She said the reactions to her piece at the exhibition opening last week made all the early morning and late nights “all worthwhile.”

The Edensor Park resident wants to continue her art while undertaking a science degree at Macquarie University this year.

“It’s unbelievable. I looked at the other artworks online the other night and just thought, ‘Wow, how did mine even get in here’,” she said.

“I have been drawing since a young age; I find it very therapeutic.”

:Monica Trieu and teacher Angela Stojanovski.

:Monica Trieu and teacher Angela Stojanovski.

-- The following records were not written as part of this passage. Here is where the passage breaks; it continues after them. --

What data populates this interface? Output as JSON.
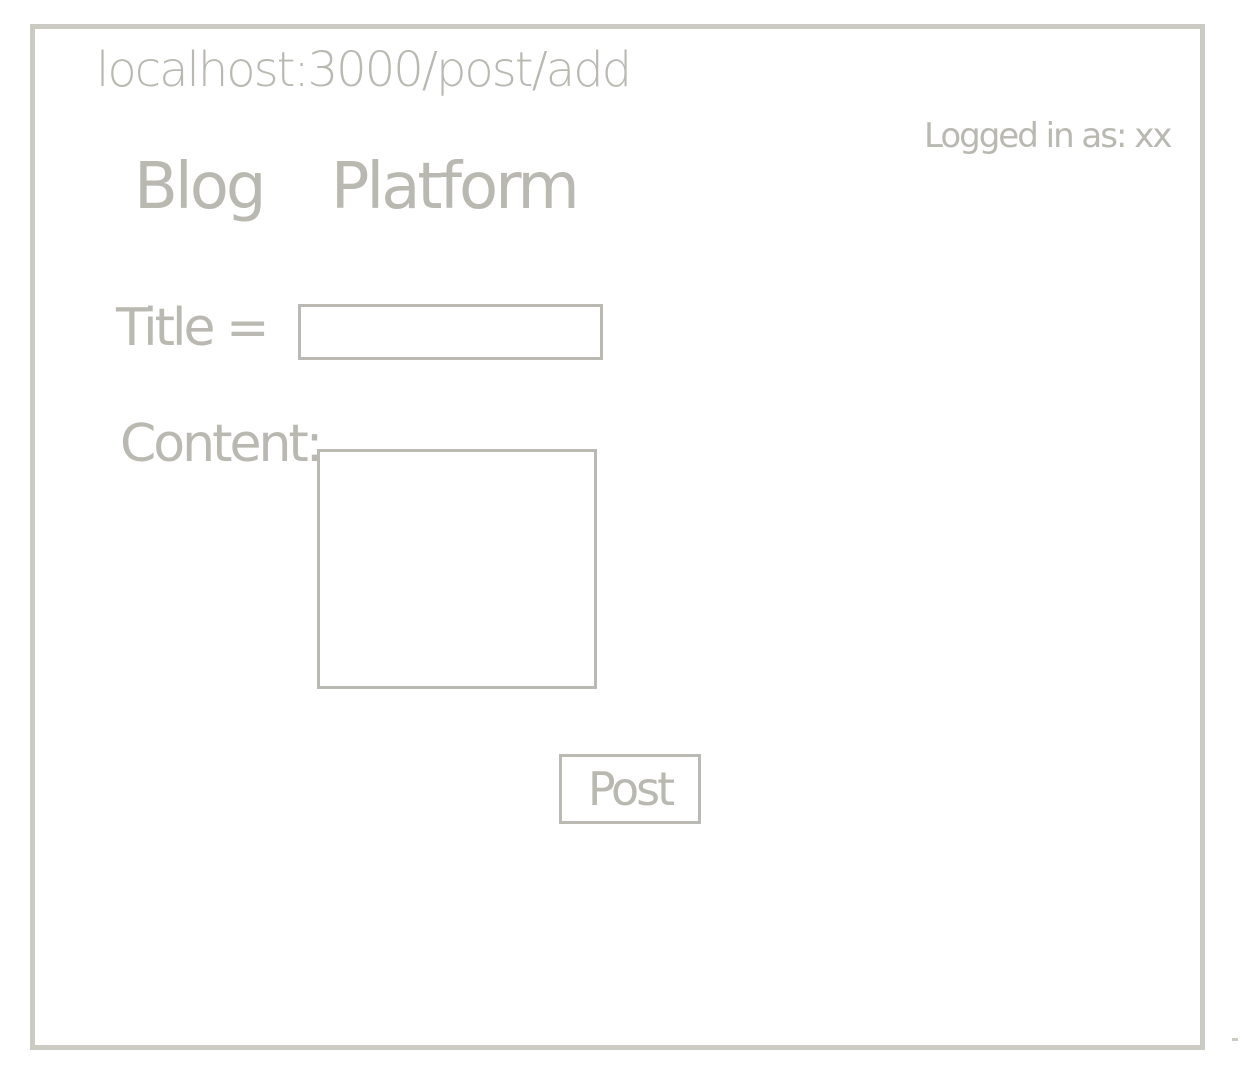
{
  "browser": {
    "url": "localhost:3000/post/add"
  },
  "header": {
    "login_status": "Logged in as: xx",
    "app_title": "Blog Platform"
  },
  "form": {
    "title_label": "Title =",
    "title_value": "",
    "content_label": "Content:",
    "content_value": "",
    "submit_label": "Post"
  },
  "colors": {
    "stroke": "#bab9b2",
    "frame": "#cbcac3",
    "background": "#ffffff"
  }
}
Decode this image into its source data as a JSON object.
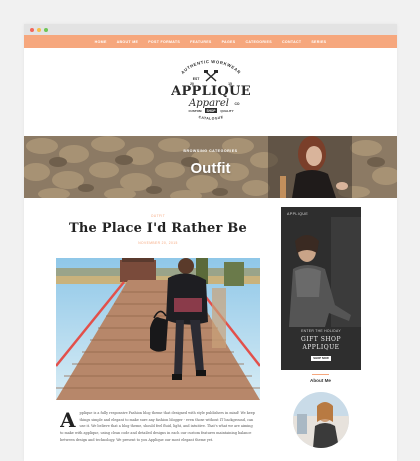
{
  "window_controls": [
    {
      "name": "close",
      "color": "#f2675b"
    },
    {
      "name": "minimize",
      "color": "#f5c04a"
    },
    {
      "name": "maximize",
      "color": "#6fc657"
    }
  ],
  "nav": {
    "items": [
      "HOME",
      "ABOUT ME",
      "POST FORMATS",
      "FEATURES",
      "PAGES",
      "CATEGORIES",
      "CONTACT",
      "SERIES"
    ],
    "background": "#f6a77d"
  },
  "logo": {
    "arc_top": "AUTHENTIC WORKWEAR",
    "est": "EST",
    "year_left": "20",
    "year_right": "15",
    "word1": "APPLIQUE",
    "word2": "Apparel",
    "suffix": "CO",
    "badge": "SHOP",
    "side_left": "CUSTOM",
    "side_right": "QUALITY",
    "arc_bottom": "CATALOGUE"
  },
  "hero": {
    "subtitle": "BROWSING CATEGORIES",
    "title": "Outfit"
  },
  "post": {
    "category": "OUTFIT",
    "title": "The Place I'd Rather Be",
    "date": "NOVEMBER 20, 2015",
    "dropcap": "A",
    "body": "pplique is a fully responsive Fashion blog theme that designed with style publishers in mind! We keep things simple and elegant to make sure any fashion blogger - even those without IT background, can use it. We believe that a blog theme, should feel fluid, light, and intuitive. That's what we are aiming to make with applique, using clean code and detailed designs in each our custom features maintaining balance between design and technology. We present to you Applique our most elegant theme yet."
  },
  "sidebar": {
    "ad": {
      "brand": "APPLIQUE",
      "tagline": "ENTER THE HOLIDAY",
      "line1": "GIFT SHOP",
      "line2": "APPLIQUE",
      "button": "SHOP NOW"
    },
    "about_title": "About Me"
  },
  "accent_color": "#f6a77d"
}
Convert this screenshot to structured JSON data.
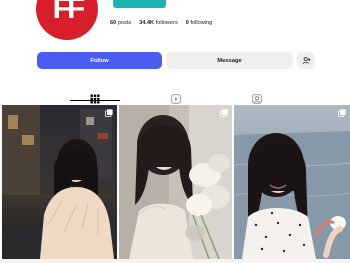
{
  "profile": {
    "avatar_text": "FF",
    "stats": {
      "posts_count": "60",
      "posts_label": "posts",
      "followers_count": "34.4K",
      "followers_label": "followers",
      "following_count": "0",
      "following_label": "following"
    }
  },
  "actions": {
    "follow_label": "Follow",
    "message_label": "Message"
  },
  "tabs": [
    {
      "icon": "grid-icon"
    },
    {
      "icon": "reels-icon"
    },
    {
      "icon": "tagged-icon"
    }
  ],
  "colors": {
    "brand_red": "#d71f2b",
    "follow_blue": "#4b5cf0",
    "teal": "#19b3b0"
  }
}
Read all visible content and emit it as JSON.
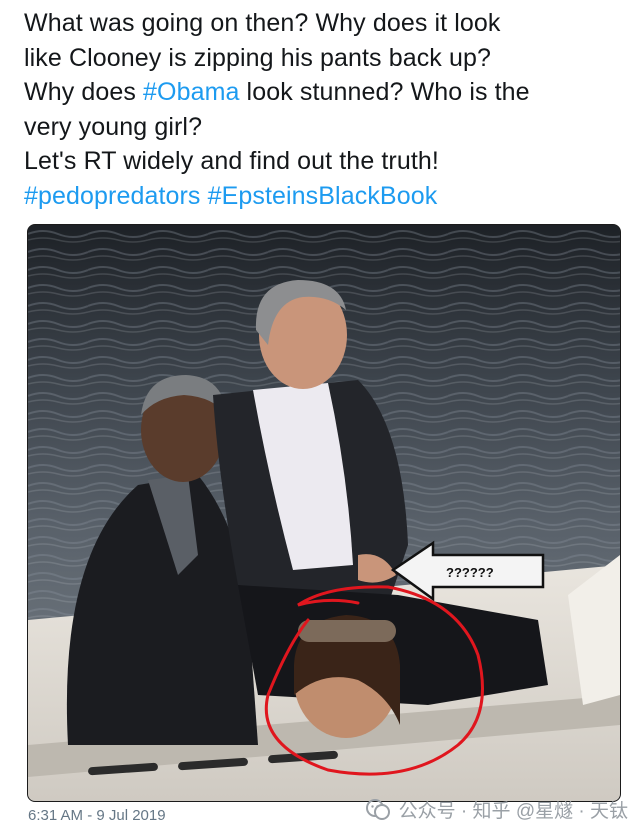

The 18-year-old was one of two Canley Vale High School students selected for the exhibition that showcases outstanding works created by NSW students for their HSC visual arts examination. 

Celine Luu’s work  Deterioration of the mind  – a series of drawing of bones that symbolises obstacles in life  – also made the shortlist of 56 artworks selected for the exhibition from the 8770 student works submitted for the 2018 HSC.

The pair helped the school’s visual arts faculty receive the Sir William Dobell Art Foundation Award.

Canley Vale High School head visual arts teacher Angela Stojanovski praised the hard work of the students.

“We worked so hard together as a team. The students took on board advice and they really came through with their artworks,” Ms Stojanovski said.

“It was definitely an art-making process where they developed and channelled through influence from other artists and really dug deep to complete these artworks.”

Blast from the past: Jane Asher, 18, of Smithfield, with the two elements of her art work – the book and the video.

Blast from the past: Jane Asher, 18, of Smithfield, with the two elements of her art work – the book and the video.

Fairfield students account for five of the artworks on display at Artexpress 2019 until April 25.

Prairiewood High School students Leila Khazma (Ephemeral Earth) and Molly Revoltar (Ornithology) were also selected as was Fairvale High School’s Jane Asher piece titled Deceased estate.

Her work shows the two sides of her grandparents deceased estate.

“Firstly by giving an insight into their lives in the book through symbols and then by using the video to showcase the holistic, current abandonment of the house” she said.

The book is a series of photos and resembles a journal of the past. The video presents the full extent of the emptiness and decay. Jane worked closely with her mum to discover things she never knew about her grandparents for the project which she began last year.